With the holidays coming up, you and/or your spouse may eventually grow sick of buying presents for yourself and pretending they’re from your kids. That’s what allowances are for — the chance for your kids to buy their own gifts for you!
A kid’s allowance is likely to be their first exposure to the world of money. Conventional wisdom says kids under five have no chance of understanding your speeches or PowerPoint presentations on the subject, so be mindful of that age-based learning curve. As for the amount, conventional wisdom again has some guidance for us, with the child’s age being seen as the best dollar amount for allowances. But where can your kid put that money?
Venmo has been cultivating good word of mouth since the debut of Venmo Teen. It’s totally free. I’ve written before about money apps that are intended for teens. Some of them had really difficult-to-understand fee schemes, while others did that thing of saying they were free when they weren’t free.

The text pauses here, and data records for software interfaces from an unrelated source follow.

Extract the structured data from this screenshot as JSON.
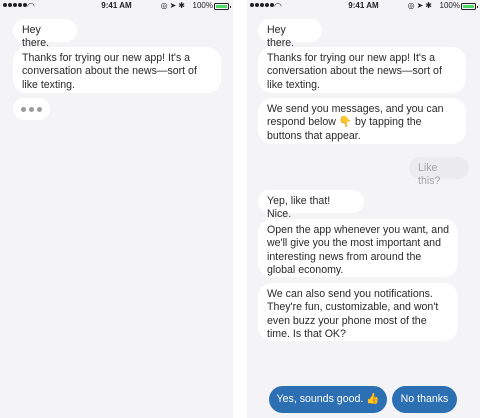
{
  "status_bar": {
    "time": "9:41 AM",
    "battery": "100%",
    "icons": [
      "wifi-icon",
      "alarm-icon",
      "location-icon",
      "bluetooth-icon",
      "battery-icon"
    ]
  },
  "left_screen": {
    "messages": [
      "Hey there.",
      "Thanks for trying our new app! It's a conversation about the news—sort of like texting."
    ]
  },
  "right_screen": {
    "messages": [
      "Hey there.",
      "Thanks for trying our new app! It's a conversation about the news—sort of like texting.",
      "We send you messages, and you can respond below 👇 by tapping the buttons that appear.",
      "Like this?",
      "Yep, like that! Nice.",
      "Open the app whenever you want, and we'll give you the most important and interesting news from around the global economy.",
      "We can also send you notifications. They're fun, customizable, and won't even buzz your phone most of the time. Is that OK?"
    ],
    "buttons": {
      "accept": "Yes, sounds good. 👍",
      "decline": "No thanks"
    }
  },
  "colors": {
    "background": "#f4f4f6",
    "bubble": "#ffffff",
    "user_bubble": "#ececef",
    "button": "#2c6fb3",
    "battery": "#4cd964"
  }
}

Venmo is different. It all began when PayPal (Venmo’s parent company) started offering cash cards. Powered by the person’s PayPal balance, the accounts have routing and account numbers for direct deposit. There is no overdraft, so you don’t have to ask to turn that off. It’s just a low-maintenance debit card.
Naturally, Venmo evolved its own teen debit card with many of the same features, including the free use of MoneyPass ATMs (found at 7-Eleven stores).
But what about kids younger than 13?
- Cash actually might be more educational for younger kids because it forces them to see how much they are spending.
- Teach your kids the value of a dollar. I was so delighted a few years ago when I put a couple of dollars in some Valentine’s cards to my grandkids and the little one said, “This is my first money!”
- Pre-teens can grow their critical-thinking acumen by helping you to choose a charity to contribute to. They can do anything from research on CharityNavigator.org to curating news articles on the topic.
In our book, Mastering Your Financial Lifecycles, Chapter Three is devoted to the teenage years, with an action checklist included. Another option for instilling good money habits in kids is to hook them up with a money mentor. Research has shown kids are more likely to retain information when it comes from an outside source — contact us to learn about our money mentoring program.